According to Office of National Statistic (ONS) figures, UK unemployment figures were at five per cent to November-end, but are projected to rise to 7.5 per cent or 2.6m by mid-2021. The Bank of England estimates unemployment could rise to 10 per cent this year.
With hotels, restaurants, shops and entertainment industries the worst hit so far during the pandemic, 395,000 people were made redundant in the three months to November.
Primis expands into equity release market with lender panel
The network said the panel will be representative of the whole of the market and lender additions would be announced in due course.
It has also been training support staff to assist brokers in completing equity release cases.
Vikki Jefferies (pictured), proposition director at Primis, said one of the firm’s key focuses has been enhancing its later life lending proposition to ensure a greater number of advisers can better support their clients in this area.
“This includes equipping our support staff with the necessary knowledge and tools to help them in their conversations with advisers, and ensuring the necessary processes are in place to help us best fulfil the needs of borrowers,” she said.
“To this end, it is fantastic to be able to announce that Primis has launched in the lifetime mortgage space.
“As we grow the panel over the coming months, the robust supervision of advisers, adherence to strong processes and honing the expertise of our intermediary partners and support staff will continue to be priorities for us.”
She added that maintaining and cultivating strong relationships with equity release providers will also be a key goal so that brokers were in a strong position to support clients throughout their later life.
Primis is a member of the Equity Release Council (ERC) having qualified for full membership in 2019 and has already been supporting later life lending through retirement interest-only lenders.
The equity release advice market has been the subject of much scrutiny from the Financial Conduct Authority (FCA) over the last year with further investigations to take place.
In response the ERC has issued guidance for firms in advice processes while Association of Mortgage Intermediaries (AMI) chief executive Robert Sinclair warned the sector not to take the issue lightly.
Brokers need most support with availability of high LTV and self-employed deals – Primis
The network received 2,186 contacts from advisers, up from the monthly pre-pandemic average of 1,800.
The majority of questions were around high LTV deals and which lenders were operating in the market.

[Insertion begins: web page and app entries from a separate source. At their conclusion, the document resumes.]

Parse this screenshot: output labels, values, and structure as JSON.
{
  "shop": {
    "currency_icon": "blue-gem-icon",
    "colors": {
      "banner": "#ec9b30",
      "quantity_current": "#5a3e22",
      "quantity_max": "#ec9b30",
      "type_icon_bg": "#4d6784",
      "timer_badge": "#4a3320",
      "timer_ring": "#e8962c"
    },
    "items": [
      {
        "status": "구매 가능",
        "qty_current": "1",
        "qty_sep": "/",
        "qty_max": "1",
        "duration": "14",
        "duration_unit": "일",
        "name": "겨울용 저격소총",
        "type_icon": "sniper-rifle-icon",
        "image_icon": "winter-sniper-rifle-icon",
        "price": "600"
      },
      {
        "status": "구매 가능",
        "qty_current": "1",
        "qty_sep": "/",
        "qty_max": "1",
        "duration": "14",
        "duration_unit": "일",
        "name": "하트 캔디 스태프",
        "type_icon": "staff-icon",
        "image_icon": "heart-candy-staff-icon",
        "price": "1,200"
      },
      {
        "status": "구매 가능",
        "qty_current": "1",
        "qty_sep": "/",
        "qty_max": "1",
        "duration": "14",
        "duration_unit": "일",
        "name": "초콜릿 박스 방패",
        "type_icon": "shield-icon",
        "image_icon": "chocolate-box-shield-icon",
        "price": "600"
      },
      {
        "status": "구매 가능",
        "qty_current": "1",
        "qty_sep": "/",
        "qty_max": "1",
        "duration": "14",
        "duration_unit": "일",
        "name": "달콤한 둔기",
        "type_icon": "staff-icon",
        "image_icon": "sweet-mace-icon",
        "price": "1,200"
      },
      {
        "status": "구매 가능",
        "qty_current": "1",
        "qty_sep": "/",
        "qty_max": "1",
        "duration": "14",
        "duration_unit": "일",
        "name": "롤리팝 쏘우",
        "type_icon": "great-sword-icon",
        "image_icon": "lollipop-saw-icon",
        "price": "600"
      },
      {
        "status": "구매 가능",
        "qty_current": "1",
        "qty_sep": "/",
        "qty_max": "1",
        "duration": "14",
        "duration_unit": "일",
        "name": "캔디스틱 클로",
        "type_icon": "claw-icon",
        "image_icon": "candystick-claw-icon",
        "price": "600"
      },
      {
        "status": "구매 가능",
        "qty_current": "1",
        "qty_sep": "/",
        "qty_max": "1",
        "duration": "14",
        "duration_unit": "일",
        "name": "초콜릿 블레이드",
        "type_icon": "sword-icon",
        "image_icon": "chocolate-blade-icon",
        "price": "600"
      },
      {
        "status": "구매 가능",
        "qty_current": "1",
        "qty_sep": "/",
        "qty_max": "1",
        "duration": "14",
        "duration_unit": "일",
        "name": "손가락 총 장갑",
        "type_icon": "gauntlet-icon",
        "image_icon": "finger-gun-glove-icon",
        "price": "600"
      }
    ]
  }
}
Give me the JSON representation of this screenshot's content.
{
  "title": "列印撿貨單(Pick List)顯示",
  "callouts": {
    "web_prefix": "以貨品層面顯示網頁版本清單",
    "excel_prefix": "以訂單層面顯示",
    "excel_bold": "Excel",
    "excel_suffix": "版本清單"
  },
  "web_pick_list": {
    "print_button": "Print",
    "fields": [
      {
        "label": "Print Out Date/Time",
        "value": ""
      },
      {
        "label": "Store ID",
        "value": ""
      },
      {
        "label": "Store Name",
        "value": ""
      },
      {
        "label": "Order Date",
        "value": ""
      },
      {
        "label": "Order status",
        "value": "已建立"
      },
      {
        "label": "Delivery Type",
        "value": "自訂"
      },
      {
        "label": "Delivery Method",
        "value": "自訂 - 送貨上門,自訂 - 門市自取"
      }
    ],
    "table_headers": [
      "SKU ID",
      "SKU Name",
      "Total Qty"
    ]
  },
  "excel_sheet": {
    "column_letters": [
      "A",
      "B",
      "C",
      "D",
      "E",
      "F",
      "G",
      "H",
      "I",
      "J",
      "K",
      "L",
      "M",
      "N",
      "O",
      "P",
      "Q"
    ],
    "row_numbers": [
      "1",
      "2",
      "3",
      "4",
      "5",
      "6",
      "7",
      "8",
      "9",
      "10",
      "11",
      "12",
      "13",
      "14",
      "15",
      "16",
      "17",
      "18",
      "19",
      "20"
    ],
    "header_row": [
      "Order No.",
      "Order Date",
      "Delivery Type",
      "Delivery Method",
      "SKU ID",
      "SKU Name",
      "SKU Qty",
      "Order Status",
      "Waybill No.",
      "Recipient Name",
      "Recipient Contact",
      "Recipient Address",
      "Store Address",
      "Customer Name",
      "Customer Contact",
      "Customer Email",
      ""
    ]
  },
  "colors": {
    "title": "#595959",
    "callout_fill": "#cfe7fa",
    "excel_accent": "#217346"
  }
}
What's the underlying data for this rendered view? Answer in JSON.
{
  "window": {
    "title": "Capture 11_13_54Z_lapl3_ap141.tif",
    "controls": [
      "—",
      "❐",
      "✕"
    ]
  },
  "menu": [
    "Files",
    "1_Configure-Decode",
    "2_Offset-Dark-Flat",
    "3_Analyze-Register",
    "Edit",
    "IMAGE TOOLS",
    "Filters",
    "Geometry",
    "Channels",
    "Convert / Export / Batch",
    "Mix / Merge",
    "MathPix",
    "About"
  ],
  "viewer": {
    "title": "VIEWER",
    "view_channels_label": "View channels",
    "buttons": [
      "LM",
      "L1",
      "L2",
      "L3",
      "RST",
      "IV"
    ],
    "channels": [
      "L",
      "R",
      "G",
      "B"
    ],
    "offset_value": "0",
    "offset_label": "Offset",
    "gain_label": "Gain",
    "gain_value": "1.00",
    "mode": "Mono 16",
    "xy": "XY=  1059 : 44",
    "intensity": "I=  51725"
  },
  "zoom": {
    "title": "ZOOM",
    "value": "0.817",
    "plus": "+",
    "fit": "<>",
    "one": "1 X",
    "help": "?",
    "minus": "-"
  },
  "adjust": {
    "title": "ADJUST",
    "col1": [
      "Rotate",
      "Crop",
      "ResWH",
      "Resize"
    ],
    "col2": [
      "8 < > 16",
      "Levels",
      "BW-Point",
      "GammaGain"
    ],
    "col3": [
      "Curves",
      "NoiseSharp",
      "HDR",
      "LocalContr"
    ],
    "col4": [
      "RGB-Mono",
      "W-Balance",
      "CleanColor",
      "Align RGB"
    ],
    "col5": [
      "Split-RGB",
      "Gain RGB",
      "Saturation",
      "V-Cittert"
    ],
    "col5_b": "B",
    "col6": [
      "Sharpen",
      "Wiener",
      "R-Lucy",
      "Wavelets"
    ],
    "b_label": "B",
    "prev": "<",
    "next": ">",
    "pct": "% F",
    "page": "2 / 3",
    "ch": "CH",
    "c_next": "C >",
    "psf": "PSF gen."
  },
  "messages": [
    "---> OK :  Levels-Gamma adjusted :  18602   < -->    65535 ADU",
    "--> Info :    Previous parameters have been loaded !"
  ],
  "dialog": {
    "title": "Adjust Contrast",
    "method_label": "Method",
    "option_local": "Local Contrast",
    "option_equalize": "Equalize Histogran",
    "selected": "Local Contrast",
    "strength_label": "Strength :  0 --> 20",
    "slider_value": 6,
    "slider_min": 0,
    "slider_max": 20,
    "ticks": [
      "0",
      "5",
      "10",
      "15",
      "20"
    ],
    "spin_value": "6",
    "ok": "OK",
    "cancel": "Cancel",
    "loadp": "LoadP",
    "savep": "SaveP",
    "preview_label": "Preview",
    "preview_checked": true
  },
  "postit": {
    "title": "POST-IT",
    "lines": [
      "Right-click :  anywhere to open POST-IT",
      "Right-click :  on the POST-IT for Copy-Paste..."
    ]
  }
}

The team also received a high number of queries from brokers with self-employed clients who were keen to understand how their income would be treated by lenders.
Consideration of government support measures, such as mortgage payment holidays, in applications was also a key issue.
The product desk has supported brokers with 12,364 queries between March and September, marking a 14 per cent increase in the number of enquiries the team would usually receive in any given six-month period.
Vikki Jefferies, proposition director at Primis (pictured), said: “We recognise the importance of supporting and investing in our advisers so they can provide customers with the best possible outcomes – particularly at this time.
“This is demonstrated by today’s figures, reflecting the work of our highly skilled product desk team in assisting brokers as the Covid-19 crisis continues to impact advisers’ business.”